Wherever "Johnature" occurs in the entries, copy the line that holds it.

□ □ □

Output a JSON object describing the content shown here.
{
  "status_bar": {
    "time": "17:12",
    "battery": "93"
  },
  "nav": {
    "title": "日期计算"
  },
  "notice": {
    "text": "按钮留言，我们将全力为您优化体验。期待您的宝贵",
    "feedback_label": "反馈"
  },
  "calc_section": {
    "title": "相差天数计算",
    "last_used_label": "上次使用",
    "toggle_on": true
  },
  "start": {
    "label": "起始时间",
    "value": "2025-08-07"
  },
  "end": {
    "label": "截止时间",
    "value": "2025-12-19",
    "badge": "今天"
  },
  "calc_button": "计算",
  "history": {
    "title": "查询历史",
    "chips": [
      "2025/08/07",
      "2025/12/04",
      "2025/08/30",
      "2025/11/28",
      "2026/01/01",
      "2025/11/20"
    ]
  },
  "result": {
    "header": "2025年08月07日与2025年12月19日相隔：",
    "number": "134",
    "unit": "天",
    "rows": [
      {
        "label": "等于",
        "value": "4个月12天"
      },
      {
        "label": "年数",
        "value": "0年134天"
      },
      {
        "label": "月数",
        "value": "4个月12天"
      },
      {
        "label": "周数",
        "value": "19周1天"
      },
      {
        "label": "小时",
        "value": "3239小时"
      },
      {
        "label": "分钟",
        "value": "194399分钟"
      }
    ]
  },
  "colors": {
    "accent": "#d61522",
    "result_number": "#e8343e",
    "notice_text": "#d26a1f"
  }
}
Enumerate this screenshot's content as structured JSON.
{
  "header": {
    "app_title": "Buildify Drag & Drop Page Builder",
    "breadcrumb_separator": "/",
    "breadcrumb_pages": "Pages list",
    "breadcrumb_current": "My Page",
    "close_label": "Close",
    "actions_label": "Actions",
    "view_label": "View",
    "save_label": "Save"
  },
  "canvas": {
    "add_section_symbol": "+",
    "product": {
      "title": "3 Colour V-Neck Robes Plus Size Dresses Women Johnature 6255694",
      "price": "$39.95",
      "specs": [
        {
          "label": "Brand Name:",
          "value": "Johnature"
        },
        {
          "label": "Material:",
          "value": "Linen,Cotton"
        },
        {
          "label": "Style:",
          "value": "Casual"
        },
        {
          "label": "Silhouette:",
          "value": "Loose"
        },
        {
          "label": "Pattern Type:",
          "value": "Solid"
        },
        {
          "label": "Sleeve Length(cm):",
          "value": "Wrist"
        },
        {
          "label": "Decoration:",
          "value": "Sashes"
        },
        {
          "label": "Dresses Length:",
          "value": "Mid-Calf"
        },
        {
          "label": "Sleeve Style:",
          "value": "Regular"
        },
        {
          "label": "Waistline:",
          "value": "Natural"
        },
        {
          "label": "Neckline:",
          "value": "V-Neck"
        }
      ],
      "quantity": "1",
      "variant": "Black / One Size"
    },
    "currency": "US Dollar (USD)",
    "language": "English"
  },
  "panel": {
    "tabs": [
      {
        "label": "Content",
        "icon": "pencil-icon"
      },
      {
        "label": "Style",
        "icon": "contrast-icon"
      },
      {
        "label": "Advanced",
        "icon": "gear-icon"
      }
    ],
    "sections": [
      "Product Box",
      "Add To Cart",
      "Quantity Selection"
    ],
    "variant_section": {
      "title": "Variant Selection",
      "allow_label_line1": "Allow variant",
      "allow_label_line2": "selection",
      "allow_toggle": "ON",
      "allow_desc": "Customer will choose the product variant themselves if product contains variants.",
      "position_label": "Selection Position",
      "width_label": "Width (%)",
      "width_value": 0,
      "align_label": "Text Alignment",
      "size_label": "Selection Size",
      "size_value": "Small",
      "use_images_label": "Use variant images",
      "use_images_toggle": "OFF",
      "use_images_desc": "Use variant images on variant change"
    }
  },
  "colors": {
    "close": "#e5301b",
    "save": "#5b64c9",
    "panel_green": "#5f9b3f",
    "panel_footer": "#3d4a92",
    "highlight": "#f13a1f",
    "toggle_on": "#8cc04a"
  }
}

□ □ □

● **Answer to the problem**
      "title": "3 Colour V-Neck Robes Plus Size Dresses Women Johnature 6255694",
          "value": "Johnature"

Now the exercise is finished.